    import { Component, OnInit } from '@angular/core';
    import { Http } from '@angular/http'
       selector: 'app-root',
       templateUrl: './app.component.html',
       styleUrls: ['./app.component.css']
    export class AppComponent implements OnInit {
       constructor(private _httpService: Http) { }
       title = 'app works!';
       values:string[] = [];
       ngOnInit() {
          this._httpService.get('/api/values').subscribe(values => {
             this.values = values.json() as string[];
  2. b. Edit the app.component.html file:
      Retrieved values:
    <ul *ngFor="let value of values">
  3. c. Compile and run the app:
    ng build
    dotnet run

5. Configure your Angular application to auto update when code changes

The Angular-CLI can configure webpack to serve the application through his built-in server and refresh your page whenever a file changes. To launch this developer friendly mode use:

ng serve

Notice that when you open your browser on http://localhost:4200 (the webpack server default port) you don’t see any retrieved values anymore.

This is because our Angular application calls our REST API on http://localhost:4200/api/values but there’s nothing there! What we need to do is launch our WebApi application and redirect calls to it from port 4200.

  1. a. Create a “proxy.json” file on the root and add the following content to the file:
       "/api": {
          "target": "http://localhost:5000",
          "secure": false
  2. b. Launch two consoles.
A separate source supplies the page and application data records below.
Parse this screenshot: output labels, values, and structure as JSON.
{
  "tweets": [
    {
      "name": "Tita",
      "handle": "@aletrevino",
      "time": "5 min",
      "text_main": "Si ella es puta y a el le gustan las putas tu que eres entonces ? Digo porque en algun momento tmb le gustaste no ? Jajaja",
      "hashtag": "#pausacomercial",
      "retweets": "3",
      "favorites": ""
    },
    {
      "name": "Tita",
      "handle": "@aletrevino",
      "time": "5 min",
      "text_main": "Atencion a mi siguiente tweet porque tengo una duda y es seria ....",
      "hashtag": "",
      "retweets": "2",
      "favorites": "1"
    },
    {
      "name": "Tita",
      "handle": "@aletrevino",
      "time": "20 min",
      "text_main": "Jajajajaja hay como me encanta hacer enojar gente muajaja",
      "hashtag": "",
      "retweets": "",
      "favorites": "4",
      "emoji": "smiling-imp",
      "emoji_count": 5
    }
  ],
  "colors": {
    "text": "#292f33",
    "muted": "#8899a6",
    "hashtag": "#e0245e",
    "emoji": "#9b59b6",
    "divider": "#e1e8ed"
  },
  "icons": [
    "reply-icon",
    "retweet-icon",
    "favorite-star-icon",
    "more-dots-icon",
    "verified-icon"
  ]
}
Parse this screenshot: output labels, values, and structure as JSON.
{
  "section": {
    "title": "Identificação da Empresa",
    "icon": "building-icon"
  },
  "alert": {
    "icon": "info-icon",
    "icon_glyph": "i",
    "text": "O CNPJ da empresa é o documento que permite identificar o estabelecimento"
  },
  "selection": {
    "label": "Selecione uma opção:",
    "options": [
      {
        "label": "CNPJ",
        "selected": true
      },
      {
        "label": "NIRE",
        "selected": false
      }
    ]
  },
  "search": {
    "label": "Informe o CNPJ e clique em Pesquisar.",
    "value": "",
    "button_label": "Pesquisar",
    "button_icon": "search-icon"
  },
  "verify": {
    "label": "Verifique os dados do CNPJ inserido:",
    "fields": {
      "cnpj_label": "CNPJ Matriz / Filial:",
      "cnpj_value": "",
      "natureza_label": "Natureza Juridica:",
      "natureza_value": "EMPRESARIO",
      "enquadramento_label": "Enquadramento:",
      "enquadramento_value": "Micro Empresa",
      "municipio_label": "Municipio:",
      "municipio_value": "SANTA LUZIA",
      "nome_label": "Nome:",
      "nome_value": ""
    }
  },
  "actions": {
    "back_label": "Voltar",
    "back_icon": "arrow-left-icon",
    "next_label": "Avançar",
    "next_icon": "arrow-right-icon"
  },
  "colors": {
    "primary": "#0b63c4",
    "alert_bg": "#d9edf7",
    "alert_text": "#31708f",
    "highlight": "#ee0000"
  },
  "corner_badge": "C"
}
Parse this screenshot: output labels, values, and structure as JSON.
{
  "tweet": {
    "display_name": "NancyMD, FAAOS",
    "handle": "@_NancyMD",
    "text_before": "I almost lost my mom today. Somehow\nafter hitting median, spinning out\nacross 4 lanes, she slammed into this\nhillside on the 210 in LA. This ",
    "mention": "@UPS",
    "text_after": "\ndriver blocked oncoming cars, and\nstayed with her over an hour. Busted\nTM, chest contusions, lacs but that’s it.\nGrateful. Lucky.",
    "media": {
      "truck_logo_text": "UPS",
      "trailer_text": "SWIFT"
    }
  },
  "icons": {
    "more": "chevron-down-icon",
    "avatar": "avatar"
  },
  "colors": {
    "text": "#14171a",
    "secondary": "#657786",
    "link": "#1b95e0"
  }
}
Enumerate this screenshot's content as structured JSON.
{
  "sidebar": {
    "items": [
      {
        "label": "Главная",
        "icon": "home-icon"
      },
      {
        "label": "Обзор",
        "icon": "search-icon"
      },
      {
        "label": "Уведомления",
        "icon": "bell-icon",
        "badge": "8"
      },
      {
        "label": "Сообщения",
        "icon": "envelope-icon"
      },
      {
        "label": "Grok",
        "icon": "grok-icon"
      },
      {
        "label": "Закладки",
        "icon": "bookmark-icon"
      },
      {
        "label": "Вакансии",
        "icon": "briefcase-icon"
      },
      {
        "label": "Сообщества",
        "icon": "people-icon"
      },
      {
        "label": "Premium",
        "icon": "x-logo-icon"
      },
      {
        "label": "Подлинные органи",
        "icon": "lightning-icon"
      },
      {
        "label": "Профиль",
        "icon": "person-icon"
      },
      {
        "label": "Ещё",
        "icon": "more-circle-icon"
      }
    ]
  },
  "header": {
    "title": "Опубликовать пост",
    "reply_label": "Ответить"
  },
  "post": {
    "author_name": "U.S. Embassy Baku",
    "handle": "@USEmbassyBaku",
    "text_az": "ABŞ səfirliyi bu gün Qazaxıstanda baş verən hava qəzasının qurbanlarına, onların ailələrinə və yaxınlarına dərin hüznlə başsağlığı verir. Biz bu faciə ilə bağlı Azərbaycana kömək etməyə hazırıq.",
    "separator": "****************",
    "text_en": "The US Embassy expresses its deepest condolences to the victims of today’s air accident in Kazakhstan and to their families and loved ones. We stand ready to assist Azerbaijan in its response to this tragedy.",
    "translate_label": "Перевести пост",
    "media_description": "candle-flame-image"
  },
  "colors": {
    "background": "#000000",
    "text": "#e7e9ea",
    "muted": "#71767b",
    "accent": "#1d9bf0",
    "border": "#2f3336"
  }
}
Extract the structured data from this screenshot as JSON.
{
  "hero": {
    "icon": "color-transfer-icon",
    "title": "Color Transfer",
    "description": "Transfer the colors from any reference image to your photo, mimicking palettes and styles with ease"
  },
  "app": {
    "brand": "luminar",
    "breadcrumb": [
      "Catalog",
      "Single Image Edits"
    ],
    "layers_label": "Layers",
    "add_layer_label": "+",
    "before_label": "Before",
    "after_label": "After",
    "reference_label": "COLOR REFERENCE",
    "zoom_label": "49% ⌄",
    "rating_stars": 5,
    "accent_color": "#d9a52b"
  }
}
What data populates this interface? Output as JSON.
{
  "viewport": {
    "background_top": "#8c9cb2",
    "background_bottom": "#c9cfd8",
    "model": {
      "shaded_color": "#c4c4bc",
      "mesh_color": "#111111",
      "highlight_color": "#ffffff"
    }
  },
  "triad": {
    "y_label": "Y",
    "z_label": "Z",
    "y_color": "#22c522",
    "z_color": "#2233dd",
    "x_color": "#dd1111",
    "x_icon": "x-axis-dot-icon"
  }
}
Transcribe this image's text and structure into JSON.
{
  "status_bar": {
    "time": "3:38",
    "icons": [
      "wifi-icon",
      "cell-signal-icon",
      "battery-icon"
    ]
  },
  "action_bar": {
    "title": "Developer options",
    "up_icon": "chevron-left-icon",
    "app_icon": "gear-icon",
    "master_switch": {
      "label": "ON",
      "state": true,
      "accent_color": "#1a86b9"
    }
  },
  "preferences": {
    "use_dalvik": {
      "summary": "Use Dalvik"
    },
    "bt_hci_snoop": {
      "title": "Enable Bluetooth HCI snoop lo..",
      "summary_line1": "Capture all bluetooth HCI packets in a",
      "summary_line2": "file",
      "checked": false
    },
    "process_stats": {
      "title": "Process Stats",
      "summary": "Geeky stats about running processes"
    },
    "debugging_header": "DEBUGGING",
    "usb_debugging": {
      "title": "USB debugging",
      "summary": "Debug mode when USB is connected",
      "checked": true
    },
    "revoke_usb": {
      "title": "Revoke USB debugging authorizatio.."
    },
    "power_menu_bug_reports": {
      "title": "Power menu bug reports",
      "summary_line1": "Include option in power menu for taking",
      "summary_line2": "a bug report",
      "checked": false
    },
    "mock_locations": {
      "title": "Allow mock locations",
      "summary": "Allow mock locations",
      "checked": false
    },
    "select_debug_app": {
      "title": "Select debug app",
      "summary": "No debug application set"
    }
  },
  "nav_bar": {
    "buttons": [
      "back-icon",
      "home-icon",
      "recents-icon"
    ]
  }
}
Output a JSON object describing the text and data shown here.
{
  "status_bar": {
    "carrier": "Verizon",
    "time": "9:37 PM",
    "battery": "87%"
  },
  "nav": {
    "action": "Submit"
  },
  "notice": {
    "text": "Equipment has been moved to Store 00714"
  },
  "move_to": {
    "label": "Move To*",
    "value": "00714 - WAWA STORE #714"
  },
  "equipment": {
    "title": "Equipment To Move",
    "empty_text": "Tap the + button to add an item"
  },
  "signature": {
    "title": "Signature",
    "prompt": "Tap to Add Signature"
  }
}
One to run the webapi app:
    dotnet run

    The other to launch the webpack server with the proxy redirection:

    ng serve –proxy proxy.json
  3. c. You can also enable the auto refresh mode of your WebApi application. Edit the .csproj file and add following section and run “dotnet restore”:
       <DotNetCliToolReference Include="Microsoft.DotNet.Watcher.Tools" Version="1.0.0" />
  4. d. Now you can launch also the WebApi in watch mode:
    dotnet watch run 

Of course, you’ll still need to refresh your page every time you change your webapi project but it will recompile & run automatically every time code is changed.

Have fun!